Down the ages, Chennai has served as an important administrative, military, and economic centre during first century. The apostle St. Thomas is believed to have preached there between the years 52 and 70 AD. When the Portuguese arrived in 1522, they built a port known as San Thomé or Sao Thomé. The region then passed into the hands of the Dutch, who established themselves near Pulicat just north of the city in 1612. On 22 August 1639, the British East India Company was granted land by the Nayak of Vandavasi as a base for a permanent settlement, believed to be called Madraspatnam . A year later, Fort St George was built, which subsequently became the nucleus around which the colonial city grew. In 1746, Fort St George and Madras were captured by the French under General La Bourdonnais, the Governor of Mauritius, who plundered the town and its outlying villages.
The British regained control of the town in 1749 through the Treaty of Aix-la-Chapelle and subsequently fortified the base to withstand further attacks from the French and Hyder Ali, the Sultan of Mysore. By the late 18th century the British had conquered most of the region around Tamil Nadu and the northern modern-day states of Andhra Pradesh and Karnataka to establish the Madras Presidency, whose capital was Madras . Under British rule the city grew into a major urban dwelling and naval base.
After the railways were introduced in the late 19th century, Chennai was connected to other major cities like Mumbai (formerly known as Bombay) and Kolkata (formerly known as Calcutta) allowing easy communication and trade with the neighborhood.
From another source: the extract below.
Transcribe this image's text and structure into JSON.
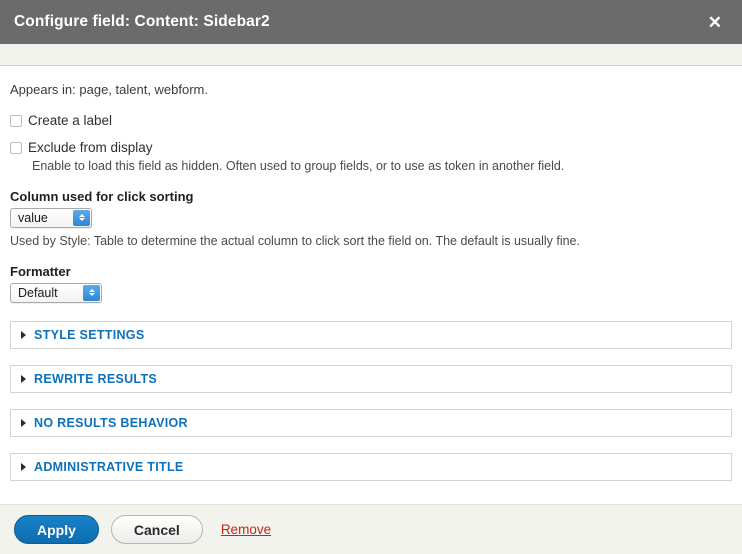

Chennai was the only Indian city to be attacked by the Central Powers during the First World War. After independence in 1947, the city became the capital of Madras State, which was renamed as Tamil Nadu in 1968.